* [WORK INSTRUCTION]:
The answer must be a single number: how many lines in the records below contain the word "diye".

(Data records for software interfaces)

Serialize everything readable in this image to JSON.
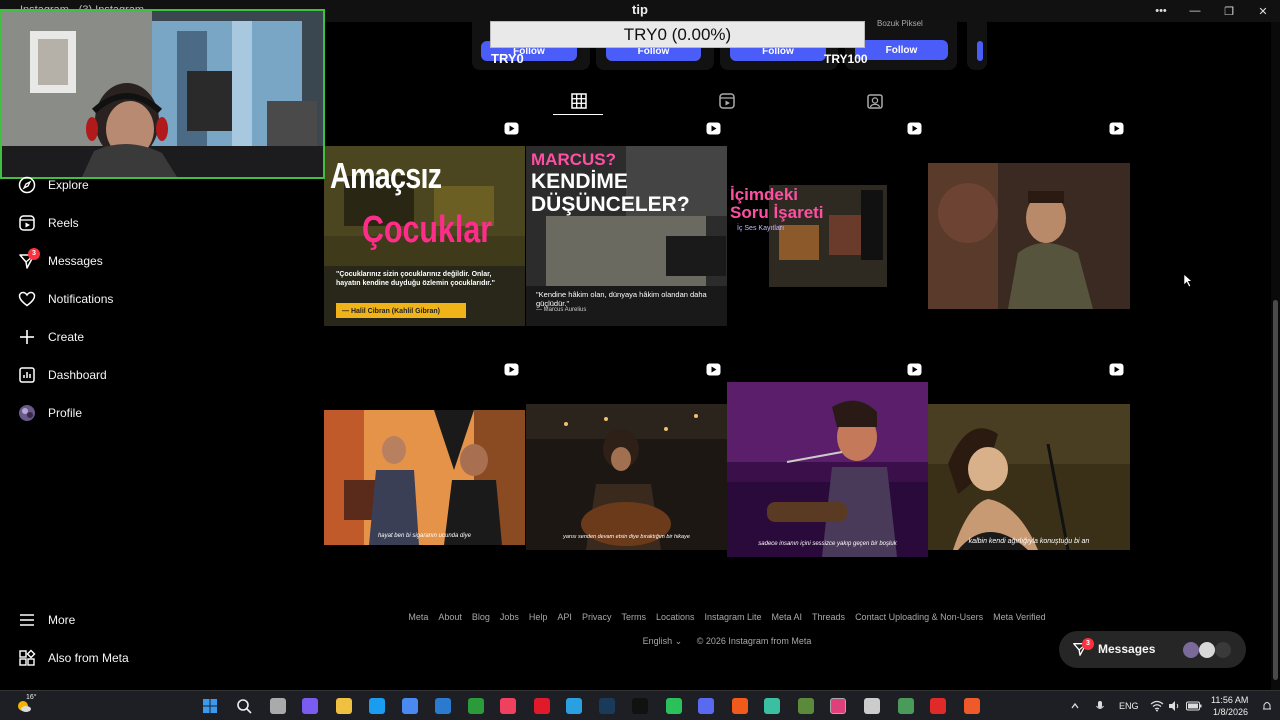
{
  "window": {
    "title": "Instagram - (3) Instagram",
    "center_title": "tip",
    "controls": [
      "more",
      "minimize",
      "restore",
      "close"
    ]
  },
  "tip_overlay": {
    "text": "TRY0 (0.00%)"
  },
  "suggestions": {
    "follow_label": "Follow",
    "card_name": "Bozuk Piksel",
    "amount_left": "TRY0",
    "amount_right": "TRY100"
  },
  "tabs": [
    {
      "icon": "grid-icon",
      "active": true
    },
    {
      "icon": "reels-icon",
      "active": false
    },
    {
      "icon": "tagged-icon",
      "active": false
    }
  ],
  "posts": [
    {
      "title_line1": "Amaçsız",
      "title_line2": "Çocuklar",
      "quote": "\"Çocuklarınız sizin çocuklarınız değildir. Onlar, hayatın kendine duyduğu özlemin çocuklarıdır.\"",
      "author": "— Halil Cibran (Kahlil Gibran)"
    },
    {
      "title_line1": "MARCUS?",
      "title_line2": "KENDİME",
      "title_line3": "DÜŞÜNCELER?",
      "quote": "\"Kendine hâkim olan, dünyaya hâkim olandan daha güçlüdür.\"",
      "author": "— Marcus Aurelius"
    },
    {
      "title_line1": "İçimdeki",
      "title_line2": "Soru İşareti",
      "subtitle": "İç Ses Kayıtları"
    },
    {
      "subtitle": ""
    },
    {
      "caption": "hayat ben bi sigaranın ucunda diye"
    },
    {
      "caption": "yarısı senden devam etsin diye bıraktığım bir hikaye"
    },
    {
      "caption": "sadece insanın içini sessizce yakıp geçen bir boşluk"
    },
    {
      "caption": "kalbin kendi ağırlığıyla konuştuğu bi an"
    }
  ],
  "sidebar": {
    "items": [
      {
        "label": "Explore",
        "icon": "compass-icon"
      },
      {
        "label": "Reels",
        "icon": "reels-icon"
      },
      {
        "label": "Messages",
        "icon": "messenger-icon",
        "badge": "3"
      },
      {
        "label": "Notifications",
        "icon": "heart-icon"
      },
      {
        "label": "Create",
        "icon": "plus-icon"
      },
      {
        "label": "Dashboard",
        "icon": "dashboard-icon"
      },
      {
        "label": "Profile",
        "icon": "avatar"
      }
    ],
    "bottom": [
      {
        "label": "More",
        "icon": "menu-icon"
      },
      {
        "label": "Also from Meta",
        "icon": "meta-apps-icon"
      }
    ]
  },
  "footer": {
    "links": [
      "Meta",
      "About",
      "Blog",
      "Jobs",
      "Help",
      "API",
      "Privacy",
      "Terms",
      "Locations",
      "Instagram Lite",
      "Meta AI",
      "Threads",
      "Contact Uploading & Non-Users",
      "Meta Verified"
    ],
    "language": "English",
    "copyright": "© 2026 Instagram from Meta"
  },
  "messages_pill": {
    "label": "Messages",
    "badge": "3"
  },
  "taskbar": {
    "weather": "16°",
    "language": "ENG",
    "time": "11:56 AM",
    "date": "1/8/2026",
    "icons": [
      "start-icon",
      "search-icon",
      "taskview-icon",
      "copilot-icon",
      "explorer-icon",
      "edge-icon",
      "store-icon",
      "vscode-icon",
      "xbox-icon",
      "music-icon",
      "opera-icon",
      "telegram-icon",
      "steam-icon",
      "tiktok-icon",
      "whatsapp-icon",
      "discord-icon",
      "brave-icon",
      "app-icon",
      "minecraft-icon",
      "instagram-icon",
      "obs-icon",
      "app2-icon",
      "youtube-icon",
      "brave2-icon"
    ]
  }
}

* [FINISHED TASK]:
2